Thursday, 2 November 2017

Film Review: IT STAINS THE SANDS RED (2016)


IT STAINS THE SANDS RED ***** U.S.A. 2016 Dir: Colin Minahan 92 mins

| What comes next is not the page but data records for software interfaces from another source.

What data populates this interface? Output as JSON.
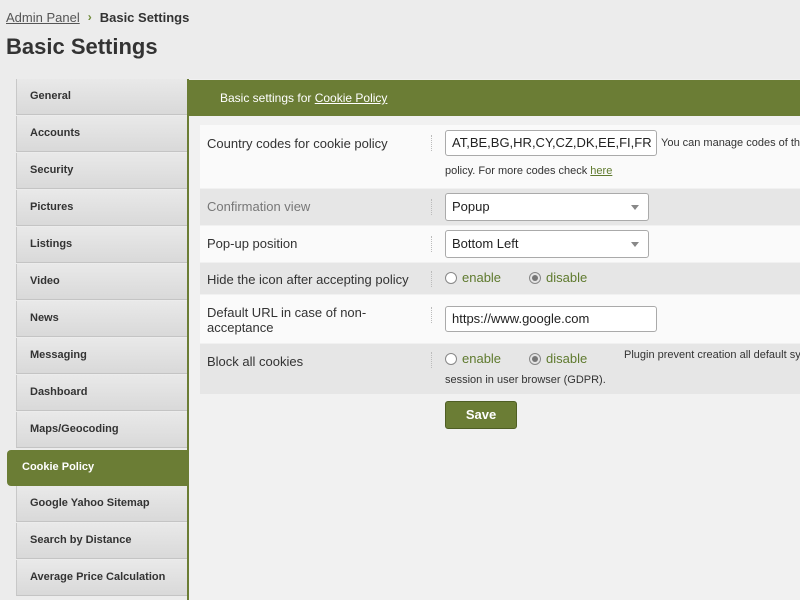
{
  "breadcrumb": {
    "root": "Admin Panel",
    "separator": "›",
    "current": "Basic Settings"
  },
  "page_title": "Basic Settings",
  "sidebar": {
    "items": [
      {
        "label": "General"
      },
      {
        "label": "Accounts"
      },
      {
        "label": "Security"
      },
      {
        "label": "Pictures"
      },
      {
        "label": "Listings"
      },
      {
        "label": "Video"
      },
      {
        "label": "News"
      },
      {
        "label": "Messaging"
      },
      {
        "label": "Dashboard"
      },
      {
        "label": "Maps/Geocoding"
      },
      {
        "label": "Cookie Policy",
        "active": true
      },
      {
        "label": "Google Yahoo Sitemap"
      },
      {
        "label": "Search by Distance"
      },
      {
        "label": "Average Price Calculation"
      }
    ]
  },
  "panel": {
    "header_prefix": "Basic settings for ",
    "header_link": "Cookie Policy"
  },
  "form": {
    "country_codes": {
      "label": "Country codes for cookie policy",
      "value": "AT,BE,BG,HR,CY,CZ,DK,EE,FI,FR",
      "help_line1": "You can manage codes of th",
      "help_line2_prefix": "policy. For more codes check ",
      "help_link": "here"
    },
    "confirmation_view": {
      "label": "Confirmation view",
      "value": "Popup"
    },
    "popup_position": {
      "label": "Pop-up position",
      "value": "Bottom Left"
    },
    "hide_icon": {
      "label": "Hide the icon after accepting policy",
      "enable_label": "enable",
      "disable_label": "disable",
      "selected": "disable"
    },
    "default_url": {
      "label": "Default URL in case of non-acceptance",
      "value": "https://www.google.com"
    },
    "block_cookies": {
      "label": "Block all cookies",
      "enable_label": "enable",
      "disable_label": "disable",
      "selected": "disable",
      "help_line1": "Plugin prevent creation all default sy",
      "help_line2": "session in user browser (GDPR)."
    },
    "save_label": "Save"
  },
  "colors": {
    "accent": "#6b7d35",
    "link_green": "#5f7a2e",
    "background": "#ececec"
  }
}
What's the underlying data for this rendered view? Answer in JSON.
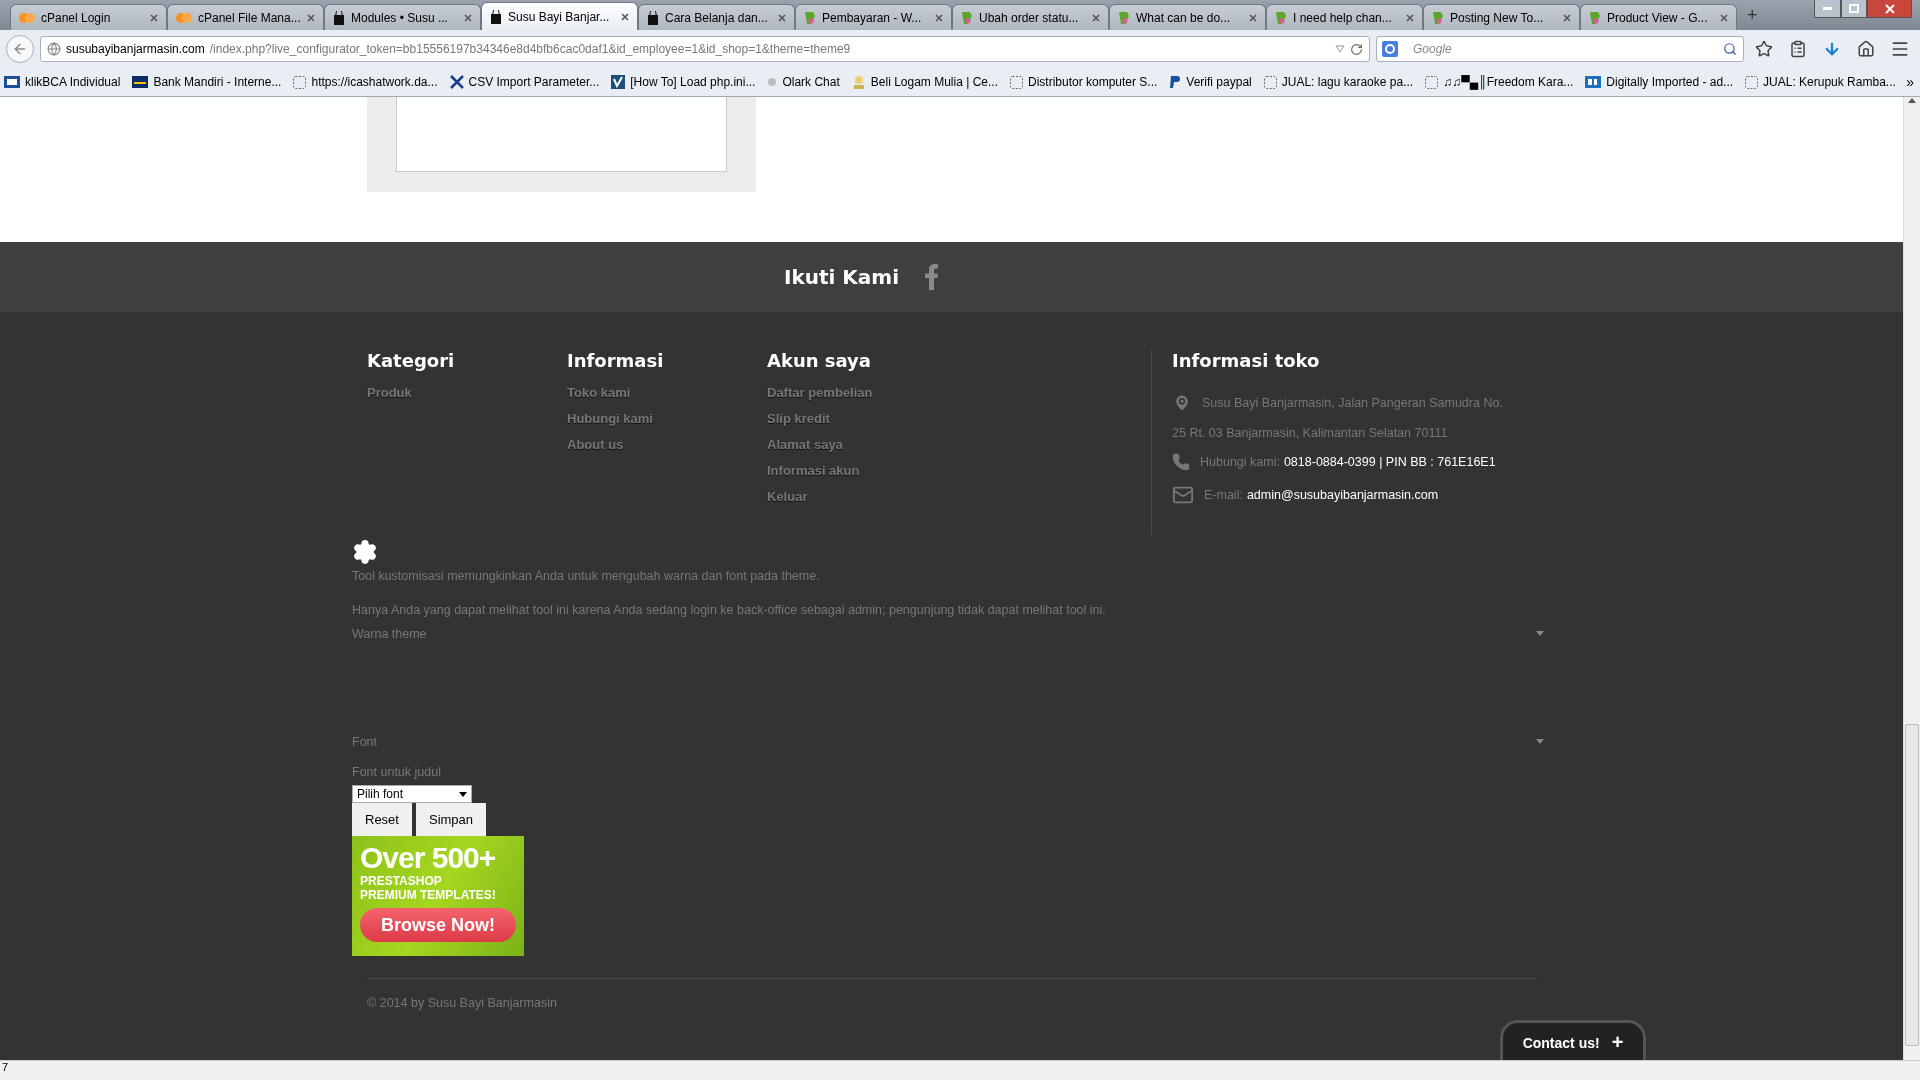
{
  "browser": {
    "tabs": [
      {
        "title": "cPanel Login",
        "kind": "cpanel",
        "selected": false
      },
      {
        "title": "cPanel File Mana...",
        "kind": "cpanel",
        "selected": false
      },
      {
        "title": "Modules • Susu ...",
        "kind": "shop",
        "selected": false
      },
      {
        "title": "Susu Bayi Banjar...",
        "kind": "shop",
        "selected": true
      },
      {
        "title": "Cara Belanja dan...",
        "kind": "shop",
        "selected": false
      },
      {
        "title": "Pembayaran - W...",
        "kind": "forum",
        "selected": false
      },
      {
        "title": "Ubah order statu...",
        "kind": "forum",
        "selected": false
      },
      {
        "title": "What can be do...",
        "kind": "forum",
        "selected": false
      },
      {
        "title": "I need help chan...",
        "kind": "forum",
        "selected": false
      },
      {
        "title": "Posting New To...",
        "kind": "forum",
        "selected": false
      },
      {
        "title": "Product View - G...",
        "kind": "forum",
        "selected": false
      }
    ],
    "new_tab": "+",
    "url": {
      "domain": "susubayibanjarmasin.com",
      "path": "/index.php?live_configurator_token=bb15556197b34346e8d4bfb6cac0daf1&id_employee=1&id_shop=1&theme=theme9"
    },
    "search": {
      "placeholder": "Google"
    },
    "bookmarks": [
      {
        "label": "klikBCA Individual",
        "kind": "bank"
      },
      {
        "label": "Bank Mandiri - Interne...",
        "kind": "card"
      },
      {
        "label": "https://icashatwork.da...",
        "kind": "blank"
      },
      {
        "label": "CSV Import Parameter...",
        "kind": "tools"
      },
      {
        "label": "[How To] Load php.ini...",
        "kind": "check"
      },
      {
        "label": "Olark Chat",
        "kind": "dot"
      },
      {
        "label": "Beli Logam Mulia | Ce...",
        "kind": "gold"
      },
      {
        "label": "Distributor komputer S...",
        "kind": "blank"
      },
      {
        "label": "Verifi paypal",
        "kind": "paypal"
      },
      {
        "label": "JUAL: lagu karaoke pa...",
        "kind": "blank"
      },
      {
        "label": "♫♫▀▄║Freedom Kara...",
        "kind": "blank"
      },
      {
        "label": "Digitally Imported - ad...",
        "kind": "di"
      },
      {
        "label": "JUAL: Kerupuk Ramba...",
        "kind": "blank"
      }
    ],
    "more_bookmarks": "»",
    "status": "7"
  },
  "page": {
    "follow": {
      "title": "Ikuti Kami"
    },
    "columns": [
      {
        "heading": "Kategori",
        "links": [
          "Produk"
        ]
      },
      {
        "heading": "Informasi",
        "links": [
          "Toko kami",
          "Hubungi kami",
          "About us"
        ]
      },
      {
        "heading": "Akun saya",
        "links": [
          "Daftar pembelian",
          "Slip kredit",
          "Alamat saya",
          "Informasi akun",
          "Keluar"
        ]
      }
    ],
    "store_info": {
      "heading": "Informasi toko",
      "address_line_1": "Susu Bayi Banjarmasin, Jalan Pangeran Samudra No.",
      "address_line_2": "25 Rt. 03 Banjarmasin, Kalimantan Selatan 70111",
      "phone_label": "Hubungi kami:",
      "phone": "0818-0884-0399 | PIN BB : 761E16E1",
      "email_label": "E-mail:",
      "email": "admin@susubayibanjarmasin.com"
    },
    "customizer": {
      "intro": "Tool kustomisasi memungkinkan Anda untuk mengubah warna dan font pada theme.",
      "note": "Hanya Anda yang dapat melihat tool ini karena Anda sedang login ke back-office sebagai admin; pengunjung tidak dapat melihat tool ini.",
      "sections": [
        {
          "title": "Warna theme",
          "expanded": false
        },
        {
          "title": "Font",
          "expanded": false
        }
      ],
      "font_label": "Font untuk judul",
      "font_select": "Pilih font",
      "buttons": [
        "Reset",
        "Simpan"
      ]
    },
    "banner": {
      "headline": "Over 500+",
      "subline_1": "PRESTASHOP",
      "subline_2": "PREMIUM TEMPLATES!",
      "button": "Browse Now!"
    },
    "copyright": "© 2014 by Susu Bayi Banjarmasin",
    "contact": {
      "label": "Contact us!",
      "icon": "+"
    }
  }
}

As the Vicious Brothers, director Colin Minahan and screenwriter Stuart Ortiz made GRAVE ENCOUNTERS and EXTRATERRESTRIAL, both of which are worth a look, though this uncommonly poignant, witty spin on zombie movie conventions is something else. Troubled Vegas stripper Brittany Allen – all platform shoes and leopard skin pants – is left to fend for herself in the Nevada desert during the zombie apocalypse, relentlessly stalked through the vast wide open spaces by a lone walking corpse she comes to nickname Smalls (Juan Riedinger). Both are desperate for food – though Allen will risk her life to save her last bottle of Vodka.
Minahan’s execution of the extended “chase” offers wonderful visual echoes of the marvellous slasher farce “The Horribly Slow Murderer With The Incredibly Inefficient Weapon”, though the movie is fresh and inventive, with inspired individual gags, including the finest use of a bloody tampon in genre history. Smalls is relentlessly taunted by the feisty, spry Allen (“Too slow, old balls!”) but he also proves a tangible threat, and the two come to depend on each other. The perfectly judged, oscillating tone isn’t averse to the cynicism of the post-Romero zombie movie – reaching a very dark point with a pair of male “rescuers” – and is smart about its use of gore and the more ambitious allusions to the bigger, apocalyptic picture. At the centre of it all, however, is the surprising, hilarious and ultimately tragic relationship between heroine and zombie: Allen brings heart and soul to an unusually well written role (the significance of the tin can she carries around is as moving as any straight drama this year), while Reidinger offers subtle nuance and humanity in the finest zombie performance since Howard Sherman’s Bub in DAY OF THE DEAD. Although there’s not a false note in the whole movie, it’s the two-hander at its core that you will remember the most.

Review by Steven West





No comments:

Post a Comment